From recent study noted below:

"Computer-aided diagnosis (CAD) has been used to identify cavities and periodontitis lesions, as well as maxillary sinusitis, osteoporosis, and other pathologies in the oral and maxillofacial field. It can provide dental professionals with a valuable second opinion by automatically detecting and classifying pathological changes. Recently, CAD based on deep learning have been used extensively for solving complex problems in radiology. However, studies of deep learning applications have been limited in the field of oral and maxillofacial imaging. The deep learning method has been applied to: detect landmarks in cephalograms; detect teeth and classification; diagnose cavities; and detect maxillary sinusitis."

These considerations bring up other related topics that always need a special consideration; see associated CURRENT links to check out below:

CAD and Perio 1

CAD and Perio 2

CAD and Perio 3

See Link #3

December 10, 202

Dementia and Oral Health?  from Ms Carabelli

Poor oral health is one of the risk factors for dementia!

As an oral health professional, one of our most important roles is to educate the patient that what manifests in the oral cavity can affect one’s overall health and state of being. There are several microorganisms in the oral cavity that are capable of degrading host tissue. Assessment of soft and hard deposits, removal, and appropriate oral health care measures, particular for that patient, are factors that help maintain one’s overall health.

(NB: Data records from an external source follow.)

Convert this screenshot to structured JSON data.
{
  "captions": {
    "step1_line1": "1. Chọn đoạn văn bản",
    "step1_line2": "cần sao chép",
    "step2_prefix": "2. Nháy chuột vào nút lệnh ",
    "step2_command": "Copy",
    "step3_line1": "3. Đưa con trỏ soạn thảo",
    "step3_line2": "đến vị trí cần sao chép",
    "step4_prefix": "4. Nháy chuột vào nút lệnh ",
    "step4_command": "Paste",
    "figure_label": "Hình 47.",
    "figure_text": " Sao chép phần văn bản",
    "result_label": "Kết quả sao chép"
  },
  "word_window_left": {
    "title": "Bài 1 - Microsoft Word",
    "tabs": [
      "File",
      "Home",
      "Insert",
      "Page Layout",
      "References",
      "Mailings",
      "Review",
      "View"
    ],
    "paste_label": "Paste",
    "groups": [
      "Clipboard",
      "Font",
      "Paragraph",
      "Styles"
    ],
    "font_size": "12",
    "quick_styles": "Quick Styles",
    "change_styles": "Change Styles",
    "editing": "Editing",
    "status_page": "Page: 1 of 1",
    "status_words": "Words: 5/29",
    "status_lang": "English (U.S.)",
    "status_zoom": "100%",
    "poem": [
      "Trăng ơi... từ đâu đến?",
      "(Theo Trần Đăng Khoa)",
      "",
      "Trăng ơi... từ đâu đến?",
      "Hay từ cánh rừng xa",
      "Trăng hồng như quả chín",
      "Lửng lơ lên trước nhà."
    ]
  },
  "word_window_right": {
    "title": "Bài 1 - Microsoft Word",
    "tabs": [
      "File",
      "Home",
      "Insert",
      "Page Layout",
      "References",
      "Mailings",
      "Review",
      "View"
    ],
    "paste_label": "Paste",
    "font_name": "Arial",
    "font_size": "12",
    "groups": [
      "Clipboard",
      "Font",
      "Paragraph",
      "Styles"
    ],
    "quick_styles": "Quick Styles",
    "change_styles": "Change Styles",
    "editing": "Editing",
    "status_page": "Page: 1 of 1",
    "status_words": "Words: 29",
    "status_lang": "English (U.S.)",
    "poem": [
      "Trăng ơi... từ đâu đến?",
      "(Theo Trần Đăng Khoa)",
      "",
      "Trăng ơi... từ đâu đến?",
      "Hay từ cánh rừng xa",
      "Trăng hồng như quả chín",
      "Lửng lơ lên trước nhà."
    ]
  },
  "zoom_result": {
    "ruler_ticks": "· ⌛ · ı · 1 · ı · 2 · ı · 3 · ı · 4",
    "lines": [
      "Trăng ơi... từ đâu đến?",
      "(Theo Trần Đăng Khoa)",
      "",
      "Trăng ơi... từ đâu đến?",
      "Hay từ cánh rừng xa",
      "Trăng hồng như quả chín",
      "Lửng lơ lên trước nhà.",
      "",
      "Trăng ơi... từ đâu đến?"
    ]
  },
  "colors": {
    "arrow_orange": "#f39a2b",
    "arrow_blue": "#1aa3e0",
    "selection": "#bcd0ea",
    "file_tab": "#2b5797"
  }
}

Dementia (including Alzheimer Disease) result from the death of nerve cells and the ability to communicate between these cells then begins to diminish.  Genes do play a role, but no specific abnormal gene has not yet to be associated with any type of this condition. However, major risk factors are being studied that may contribute to the onset of this disease. Poor oral health is one risk factor that is now being considered as a catalyst to dementia or Alzheimer Disease. Thus our role as that a Dental Hygienist can be vital to keeping one’s mental health.

Links to several recent studies:

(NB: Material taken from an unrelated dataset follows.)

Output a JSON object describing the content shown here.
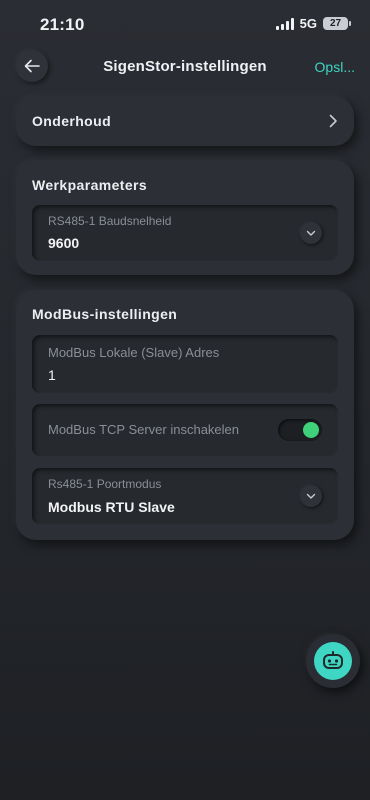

https://www.medscape.com/viewarticle/980703 (need to register and there is no downside!!!)

March 25, 2023

Integrated Research Biopsies from Ms Peg Lateral

We need more data such as with integrated research autopsies!

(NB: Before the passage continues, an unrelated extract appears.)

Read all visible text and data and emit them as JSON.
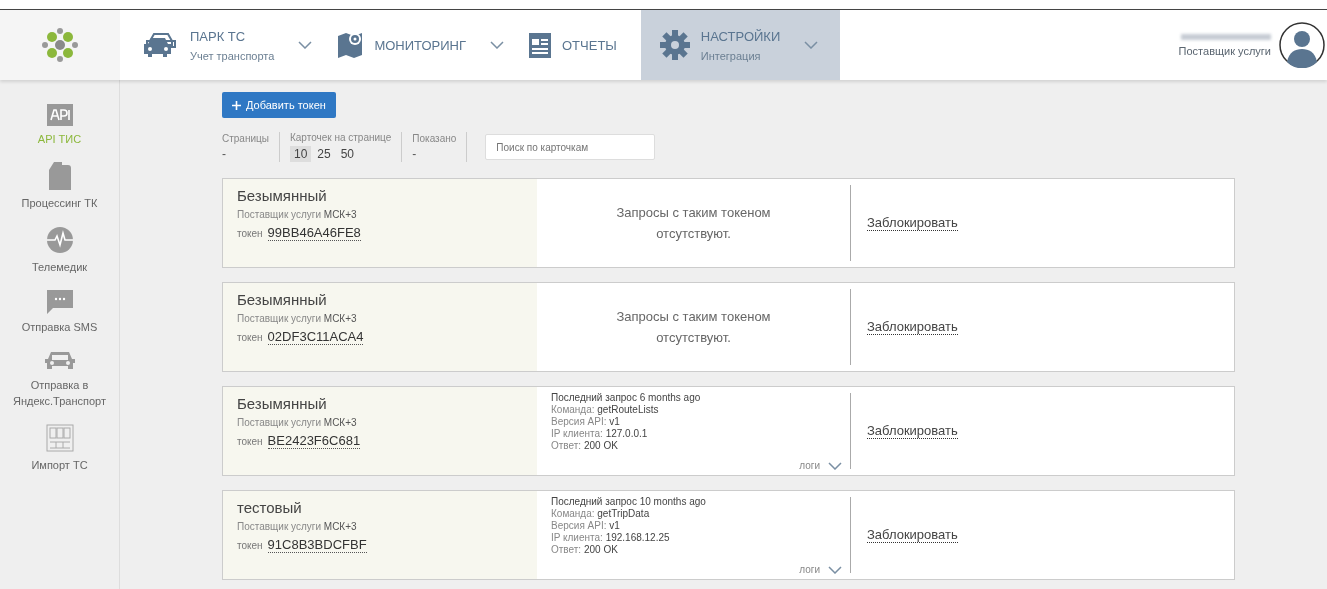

As we start the new year, we need to address a topic that is sometimes hard due to certain factors (see discussion next paragraph). But it is always been that autopies and research go hand and hand in medicine. But not as yet in oral medicine, the new specialty assigned by the ADA.  There needs to be collection of craniofacial tissue ASAP as part of biobanking. The new technologies that allow for high-resolution, multimodal phenotyping of human samples, using optimized sampling procedures (possibly of whole jaws with teeth) will then allow for unprecedented understanding of common and rare dental, oral, and craniofacial diseases NOW!

It is true that conventional autopsies are becoming less common due to many factors such as cultural or religious objections, high costs for time and limited personnel, and growing opinions about the lack of an autopsy’s usefulness compared with other diagnostic techniques. But even so conventional autopsy is till used for research purposes, sometimes called the “research autopsy,” that has proven useful for understanding cardiovascular diseases, diabetes, cancer biology, chemotherapeutic failures, and viral pandemics such as COVID-19. Interestingly, all these have also major focuses within orofacial regions and infections related to them. This tendency is highlighted in the linked article as the bidirectional relationship of the orofacial region in the context of extraoral diseases.

Link to opinion article: https://jada.ada.org/action/showPdf?pii=S0002-8177%2822%2900731-0 (can download as needed to share!)